Chiefly, "Opacity" meant the acknowledgement of Israel as a de-facto Nuclear power, provided that Israel made few outspoken references to its nuclear capacities. Late in the Johnson administration, the President was unwilling to tie the sale of Phantom jets to Israel to Israel's signing the Non-Proliferation Treatment. Israel's then ambassador to the US, Yitzhak Rabin, defined Israel agreement not to "introduce" nuclear weapons to the Middle East as an agreement not to test it (p. 409). By then Israel clearly possessed nuclear weapons. Under Nixon, the US effectively gave up contesting that definition, and gave up the increasingly embarrassing inspections of the Dimona reactor. On the 18th of July, 1970, the New York Times announced that Israel was a nuclear power, and although both Israel's official spokespersons and the State Department denounced the article as "speculative" and "inaccurate", neither denied it (p. 434).

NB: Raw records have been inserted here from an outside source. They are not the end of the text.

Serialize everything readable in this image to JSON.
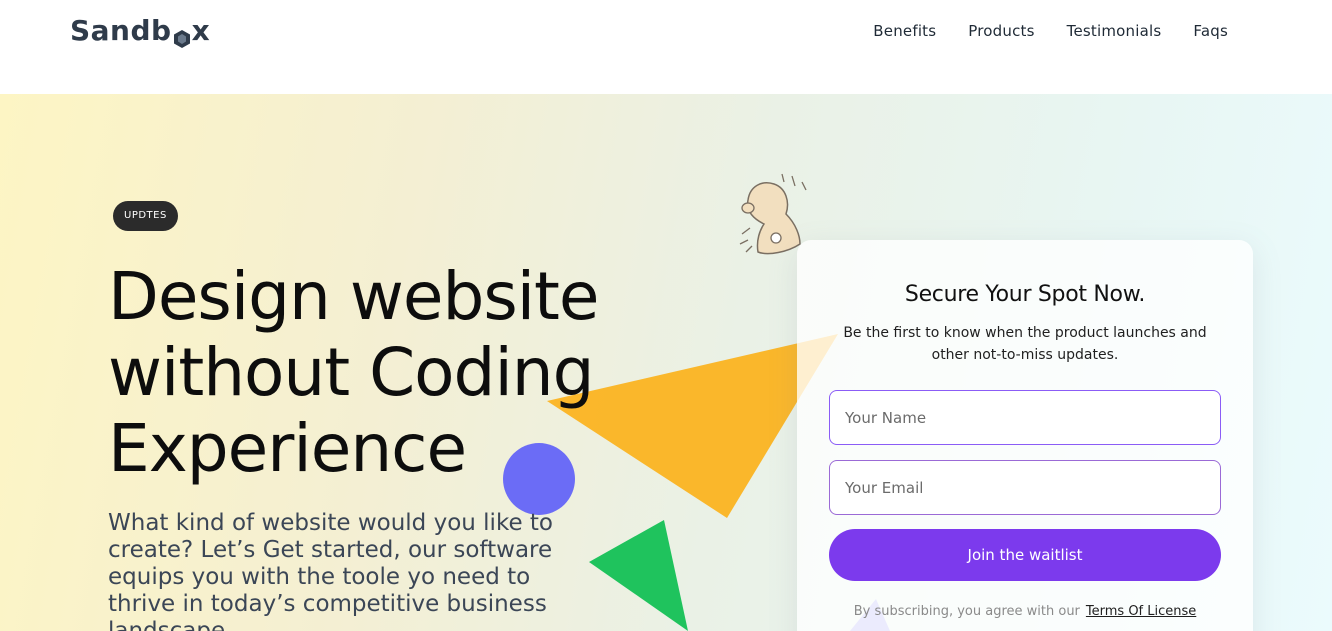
{
  "header": {
    "logo_text_before": "Sandb",
    "logo_text_after": "x",
    "nav": [
      {
        "label": "Benefits"
      },
      {
        "label": "Products"
      },
      {
        "label": "Testimonials"
      },
      {
        "label": "Faqs"
      }
    ]
  },
  "hero": {
    "badge": "UPDTES",
    "headline_line1": "Design website",
    "headline_line2": "without Coding",
    "headline_line3": "Experience",
    "subtext": "What kind of website would you like to create? Let’s Get started, our software equips you with the toole yo need to thrive in today’s competitive business landscape."
  },
  "signup": {
    "title": "Secure Your Spot Now.",
    "description": "Be the first to know when the product launches and other not-to-miss updates.",
    "name_placeholder": "Your Name",
    "email_placeholder": "Your Email",
    "button_label": "Join the waitlist",
    "terms_text": "By subscribing, you agree with our",
    "terms_link": "Terms Of License"
  },
  "colors": {
    "accent": "#7c3aed",
    "triangle_orange": "#fbb321",
    "circle_blue": "#6b6cf6",
    "triangle_green": "#1fc35d"
  },
  "icons": [
    "bell-icon",
    "logo-hexagon-icon"
  ]
}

Avner Cohen's book tells the story of the creation of the Israeli bomb, and the relations between Israel and the US is just one part of this story. Yet it was the Israeli-American relationship that above all defined Israel's continued policy of Opacity, still intact almost 35 years after that New York Times news story. In the afterwards, Cohen calls for a reconsideration of Israel's nuclear policy, and is encouraged by the new openness of public discourse about it. Yet even if Israel's policy was chiefly designed in response to US pressure, the bomb was build because of the Arab-Israeli conflict. In that conflict, it often seems that the more things change, the more they stay the same.